● **Exercise brief**
Omit the pictures, please, and give each record below again exactly.

● **Data for this task**
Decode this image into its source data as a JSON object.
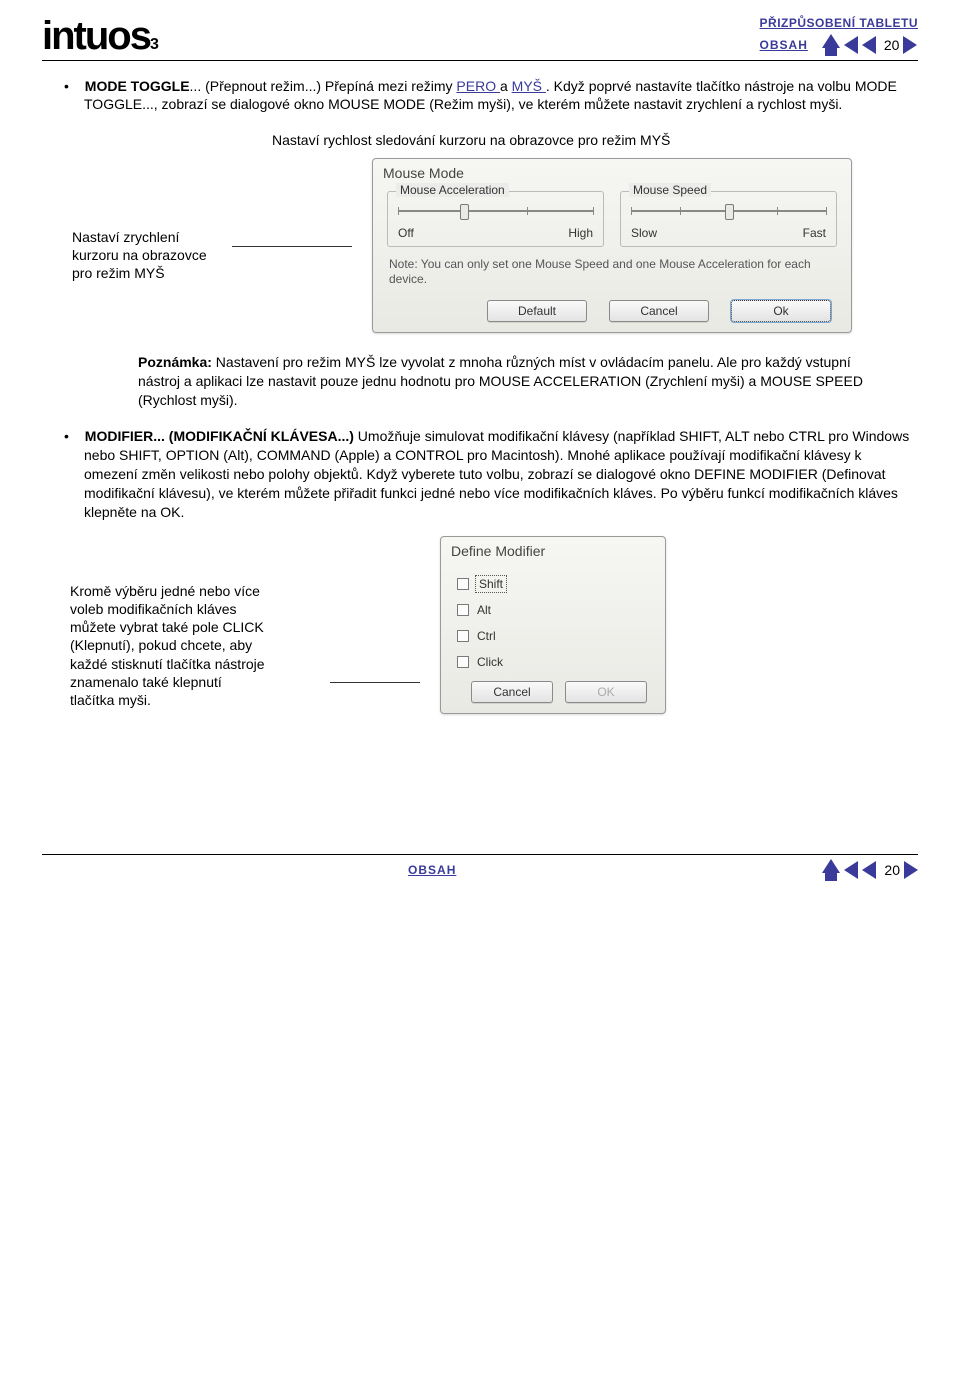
{
  "header": {
    "logo_text": "intuos",
    "logo_sub": "3",
    "obsah_label": "OBSAH",
    "top_link": "PŘIZPŮSOBENÍ TABLETU",
    "page_number": "20"
  },
  "para1": {
    "mode_toggle": "MODE TOGGLE",
    "t1": "... (Přepnout režim...) Přepíná mezi režimy ",
    "link_pero": "PERO ",
    "t2": "a ",
    "link_mys": "MYŠ ",
    "t3": ". Když poprvé nastavíte tlačítko nástroje na volbu ",
    "mode_toggle2": "MODE TOGGLE",
    "t4": "..., zobrazí se dialogové okno ",
    "mouse_mode": "MOUSE MODE",
    "t5": " (Režim myši), ve kterém můžete nastavit zrychlení a rychlost myši."
  },
  "callout_top": "Nastaví rychlost sledování kurzoru na obrazovce pro režim MYŠ",
  "callout_left": {
    "l1": "Nastaví zrychlení",
    "l2": "kurzoru na obrazovce",
    "l3": "pro režim MYŠ"
  },
  "mouse_dialog": {
    "title": "Mouse Mode",
    "accel_legend": "Mouse Acceleration",
    "speed_legend": "Mouse Speed",
    "accel_off": "Off",
    "accel_high": "High",
    "speed_slow": "Slow",
    "speed_fast": "Fast",
    "note": "Note: You can only set one Mouse Speed and one Mouse Acceleration for each device.",
    "btn_default": "Default",
    "btn_cancel": "Cancel",
    "btn_ok": "Ok"
  },
  "note_block": {
    "b": "Poznámka:",
    "t1": " Nastavení pro režim MYŠ lze vyvolat z mnoha různých míst v ovládacím panelu. Ale pro každý vstupní nástroj a aplikaci lze nastavit pouze jednu hodnotu pro ",
    "ma": "MOUSE ACCELERATION",
    "t2": " (Zrychlení myši) a ",
    "ms": "MOUSE SPEED",
    "t3": " (Rychlost myši)."
  },
  "modifier_para": {
    "bold": "MODIFIER... (MODIFIKAČNÍ KLÁVESA...)",
    "t1": " Umožňuje simulovat modifikační klávesy (například SHIFT, ALT nebo CTRL pro Windows nebo SHIFT, OPTION (Alt), COMMAND (Apple) a CONTROL pro Macintosh). Mnohé aplikace používají modifikační klávesy k omezení změn velikosti nebo polohy objektů. Když vyberete tuto volbu, zobrazí se dialogové okno ",
    "dm": "DEFINE MODIFIER",
    "t2": " (Definovat modifikační klávesu), ve kterém můžete přiřadit funkci jedné nebo více modifikačních kláves. Po výběru funkcí modifikačních kláves klepněte na OK."
  },
  "modifier_text": {
    "l1": "Kromě výběru jedné nebo více",
    "l2": "voleb modifikačních kláves",
    "l3": "můžete vybrat také pole CLICK",
    "l4": "(Klepnutí), pokud chcete, aby",
    "l5": "každé stisknutí tlačítka nástroje",
    "l6": "znamenalo také klepnutí",
    "l7": "tlačítka myši."
  },
  "modifier_dialog": {
    "title": "Define Modifier",
    "shift": "Shift",
    "alt": "Alt",
    "ctrl": "Ctrl",
    "click": "Click",
    "btn_cancel": "Cancel",
    "btn_ok": "OK"
  },
  "footer": {
    "obsah_label": "OBSAH",
    "page_number": "20"
  }
}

● **Answer below**
Decode this image into its source data as a JSON object.
{
  "header": {
    "logo_text": "intuos",
    "logo_sub": "3",
    "obsah_label": "OBSAH",
    "top_link": "PŘIZPŮSOBENÍ TABLETU",
    "page_number": "20"
  },
  "para1": {
    "mode_toggle": "MODE TOGGLE",
    "t1": "... (Přepnout režim...) Přepíná mezi režimy ",
    "link_pero": "PERO ",
    "t2": "a ",
    "link_mys": "MYŠ ",
    "t3": ". Když poprvé nastavíte tlačítko nástroje na volbu ",
    "mode_toggle2": "MODE TOGGLE",
    "t4": "..., zobrazí se dialogové okno ",
    "mouse_mode": "MOUSE MODE",
    "t5": " (Režim myši), ve kterém můžete nastavit zrychlení a rychlost myši."
  },
  "callout_top": "Nastaví rychlost sledování kurzoru na obrazovce pro režim MYŠ",
  "callout_left": {
    "l1": "Nastaví zrychlení",
    "l2": "kurzoru na obrazovce",
    "l3": "pro režim MYŠ"
  },
  "mouse_dialog": {
    "title": "Mouse Mode",
    "accel_legend": "Mouse Acceleration",
    "speed_legend": "Mouse Speed",
    "accel_off": "Off",
    "accel_high": "High",
    "speed_slow": "Slow",
    "speed_fast": "Fast",
    "note": "Note: You can only set one Mouse Speed and one Mouse Acceleration for each device.",
    "btn_default": "Default",
    "btn_cancel": "Cancel",
    "btn_ok": "Ok"
  },
  "note_block": {
    "b": "Poznámka:",
    "t1": " Nastavení pro režim MYŠ lze vyvolat z mnoha různých míst v ovládacím panelu. Ale pro každý vstupní nástroj a aplikaci lze nastavit pouze jednu hodnotu pro ",
    "ma": "MOUSE ACCELERATION",
    "t2": " (Zrychlení myši) a ",
    "ms": "MOUSE SPEED",
    "t3": " (Rychlost myši)."
  },
  "modifier_para": {
    "bold": "MODIFIER... (MODIFIKAČNÍ KLÁVESA...)",
    "t1": " Umožňuje simulovat modifikační klávesy (například SHIFT, ALT nebo CTRL pro Windows nebo SHIFT, OPTION (Alt), COMMAND (Apple) a CONTROL pro Macintosh). Mnohé aplikace používají modifikační klávesy k omezení změn velikosti nebo polohy objektů. Když vyberete tuto volbu, zobrazí se dialogové okno ",
    "dm": "DEFINE MODIFIER",
    "t2": " (Definovat modifikační klávesu), ve kterém můžete přiřadit funkci jedné nebo více modifikačních kláves. Po výběru funkcí modifikačních kláves klepněte na OK."
  },
  "modifier_text": {
    "l1": "Kromě výběru jedné nebo více",
    "l2": "voleb modifikačních kláves",
    "l3": "můžete vybrat také pole CLICK",
    "l4": "(Klepnutí), pokud chcete, aby",
    "l5": "každé stisknutí tlačítka nástroje",
    "l6": "znamenalo také klepnutí",
    "l7": "tlačítka myši."
  },
  "modifier_dialog": {
    "title": "Define Modifier",
    "shift": "Shift",
    "alt": "Alt",
    "ctrl": "Ctrl",
    "click": "Click",
    "btn_cancel": "Cancel",
    "btn_ok": "OK"
  },
  "footer": {
    "obsah_label": "OBSAH",
    "page_number": "20"
  }
}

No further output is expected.